I think it made me physically ill. I woke up on Wednesday morning feeling AWFUL. I knew something was definitely not right. No fever, whew! But I was having bathroom issues, chills, my stomach was upset, and a killer headache. I was scheduled to get another Zoladex shot at 10am. At 9:30, Superman called and told them what I was experiencing and the nurse talked to me. Yes, something was amiss. Especially with the chills, I had probably caught something. She was not terribly concerned and told me to call if any other symptoms showed up and they rescheduled my shot for Friday so I could stay in bed and rest. Which I did the rest of the morning. Now whether it was the 1% doubt that made me physically ill, or if it was because I was at the parade yesterday around tons of people (definitely got breathed on by a bunch of drunk people that nearly knocked me over on their barhop journey), I will not know. But I am glad that today I feel SO MUCH BETTER. And that the stupid doubt is out of my head. I'm back in 100% with my amazing doctors and know for certainty that I am doing the right thing. They have recommended my treatment plan based on scientific data and are using a treatment that has been successful for millions of women. They've made their recommendation for chemotherapy also based on the fact that I'm young and strong and was perfectly healthy before this all started. As much as I hate it and its effect on my body, IT IS THE RIGHT THING TO DO. And I apologize to myself, and my Superman (more specifically, taking it out on him) for ever doubting it and it will never happen again. I'm in this 100%.
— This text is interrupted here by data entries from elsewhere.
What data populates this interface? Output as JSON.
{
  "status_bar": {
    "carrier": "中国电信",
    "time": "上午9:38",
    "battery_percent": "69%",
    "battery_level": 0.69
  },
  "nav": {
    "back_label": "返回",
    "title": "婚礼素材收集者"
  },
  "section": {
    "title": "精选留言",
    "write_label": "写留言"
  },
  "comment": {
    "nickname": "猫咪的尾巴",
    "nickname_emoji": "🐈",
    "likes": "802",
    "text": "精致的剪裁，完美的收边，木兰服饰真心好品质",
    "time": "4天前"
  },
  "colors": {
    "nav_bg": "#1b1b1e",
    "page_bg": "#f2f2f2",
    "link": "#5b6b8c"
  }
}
I was feeling better by evening time, and I was scheduled to attend a "Look Good Feel Better" event at the hospital. It turned out to be just myself and one other woman, so its a good thing I didn't stay home. This program is AMAZING. Basically, its about making women feel better about their appearance despite the effects of treatment on their skin and their looks in general. Beauty products are donated and given to cancer patients for free. I came home with a bag of products, everything I would EVER need, and I'm estimating the value was about $200. I also learned how to tie scarves! I was concerned about drawing eyebrows when those fall out, and I learned how to do that. It was just awesome. The person who led the workshop was a guy named Jim. He was wonderful. Very upbeat and personable. He was also technologically challenged and was given a desktop computer from the hospital staff to use for his videos. I got to help him use that, and it was cute. It made me feel useful. :) And, in conversation about my work, I found out that he is a KCK graduate! Harmon High School! He attended Argentine Middle School too. YEAY!!! And now he is out healing others with his volunteer work. (I think its volunteer work, not sure.) I'm kicking myself for not asking if he was a member of band or orchestra though. FAIL! If I ever see him again, I will be asking him.
I've been receiving lots of cards in the mail from various friends and family. Its so uplifting to know that people are thinking of me. I've got some major thank you notes to write to people in general for being just amazing. I received a cute elephant in the mail (that sings!) from my aunt. Its taken its place on the mantel, looking over the family with his strength, serenity, and wisdom.
I'd like to end this post with a video for my husband. I don't know what I would do without him. I am the luckiest woman to have him in my court through all of this.